Germany’s example of overreliance on wind and solar shows why Site C is such a good option.

“Renewable is there. And when it is all working and running then there is plenty to go round. But the problem is how to safely provide electricity over 24 hours each day,” says Thoralf Schirmer, spokesperson for Lausitz Energie Kraftwerke AG, which owns a German coal plant. “That is not possible with renewable today. And that’s why you need support from conventional energy suppliers and in particular domestic brown coal.”

And if coal power is eliminated, the alternative is not alternative wind or solar power — it’s natural gas, another fossil fuel that produces greenhouse gases.

While Germany has made no progress reducing GHGs, despite increasing alternative energy growth, here in B.C. the cleanest source of power is denounced by some.

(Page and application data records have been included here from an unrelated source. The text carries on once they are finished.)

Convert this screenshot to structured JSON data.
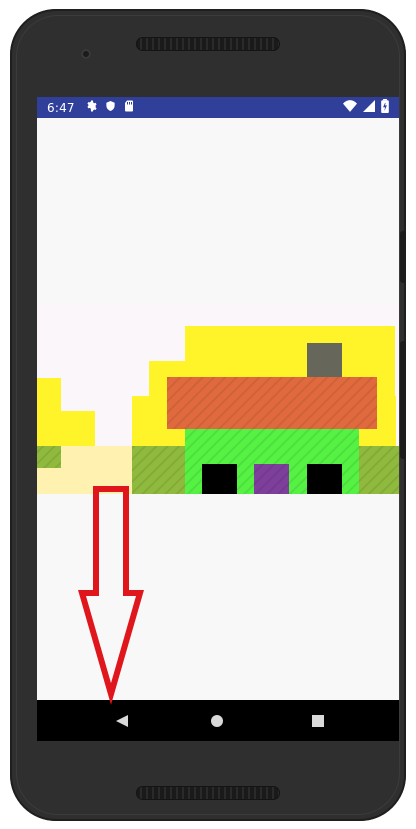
{
  "status_bar": {
    "time": "6:47"
  },
  "icons": {
    "settings": "gear-icon",
    "shield": "shield-icon",
    "sd_card": "sd-card-icon",
    "wifi": "wifi-icon",
    "signal": "signal-icon",
    "battery": "battery-icon",
    "back": "back-icon",
    "home": "home-icon",
    "recents": "recents-icon"
  },
  "colors": {
    "status_bar": "#2f3f9a",
    "yellow": "#fff42a",
    "orange_roof": "#e06a3e",
    "green_house": "#55f244",
    "olive_ground": "#8fba3d",
    "pale_ground": "#fff2b1",
    "chimney_gray": "#66665a",
    "door_purple": "#7d3f9b",
    "annotation_red": "#e0161d"
  }
}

Unfortunately, Andrew Nikiforuk — a persistent Tyee critic of Site C — and others have claimed that Site C and other dams are environmentally bad.

Wrong. Even forgetting about the Leap Manifesto endorsement of a huge increase in large dams or the obvious comparison with coal, natural gas or nuclear, the evidence is clear that hydroelectric power is clean and green — and urgently needed.

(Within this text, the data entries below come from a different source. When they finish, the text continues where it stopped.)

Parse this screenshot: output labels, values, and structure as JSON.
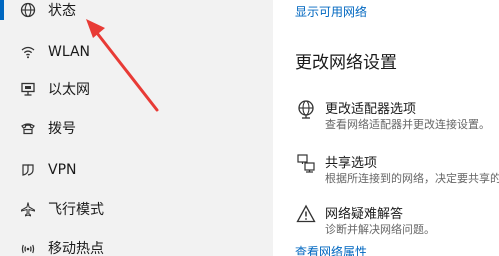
{
  "sidebar": {
    "items": [
      {
        "label": "状态",
        "icon": "globe-icon",
        "active": true
      },
      {
        "label": "WLAN",
        "icon": "wifi-icon"
      },
      {
        "label": "以太网",
        "icon": "ethernet-icon"
      },
      {
        "label": "拨号",
        "icon": "dialup-icon"
      },
      {
        "label": "VPN",
        "icon": "vpn-icon"
      },
      {
        "label": "飞行模式",
        "icon": "airplane-icon"
      },
      {
        "label": "移动热点",
        "icon": "hotspot-icon"
      }
    ]
  },
  "main": {
    "top_link": "显示可用网络",
    "section_title": "更改网络设置",
    "options": [
      {
        "title": "更改适配器选项",
        "desc": "查看网络适配器并更改连接设置。",
        "icon": "adapter-icon"
      },
      {
        "title": "共享选项",
        "desc": "根据所连接到的网络，决定要共享的内容",
        "icon": "sharing-icon"
      },
      {
        "title": "网络疑难解答",
        "desc": "诊断并解决网络问题。",
        "icon": "warning-icon"
      }
    ],
    "bottom_link": "查看网络属性"
  },
  "colors": {
    "accent": "#0067c0",
    "sidebar_bg": "#f2f2f2",
    "annotation_arrow": "#e83b36"
  }
}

As the Union of Concerned Scientists concluded:

“If constructed and operated in a manner that minimizes environmental and cultural impacts, hydropower projects can provide low-cost, clean sources of electricity to urban and rural areas throughout the world. Harvesting the power from our rivers can be part of a smart and diverse set of solutions for reducing our dependence on fossil fuels, and the impact they have on our climate and public health.”

Some will question the “cultural impacts” issue, based on some First Nations’ objections — and there is no question there are those who do not agree with Site C, as is their legal and democratic right.

But our union is working closely with many First Nations and their members who want to gain the skills and apprenticeships in building trades jobs that will be working on Site C and preparing a new generation of workers with the training they need for a lifetime career.

Our targets are to achieve 25 per cent apprentices working on the Site C job site over four years, with a significant number of First Nations workers employed.

Other First Nations have signed community benefit agreements with BC Hydro, while those who object have gone to the courts and to date have not won a single judicial decision in their favour.

Let’s be clear — hydroelectric dams like Site C definitely have some negative environmental and social impacts.

No one can be pleased that some local homeowners will lose their property to allow the dam to proceed, but that is unfortunately the cost of providing all British Columbians with a massive amount of power for 100 years and dramatically reducing GHG emissions. Expropriations for the public good are a fact of life and those affected should obviously be fairly compensated.

But in a world increasingly needing clean, green power to run electric cars and buses, operate factories, light and heat our homes, operate our computers, cellphones and tablets and decrease our dependence on all fossil fuels, Site C will be invaluable for a century.

And that’s why our union and others strongly support Site C — because it will be important to our economy and environment for many decades after the last of our members packs up their tool belt and heads off to another project.  [Tyee]

Brian Cochrane is business manager of the International Union of Operating Engineers Local 115, one of the unions whose members will be working on construction of BC Hydro’s Site C dam.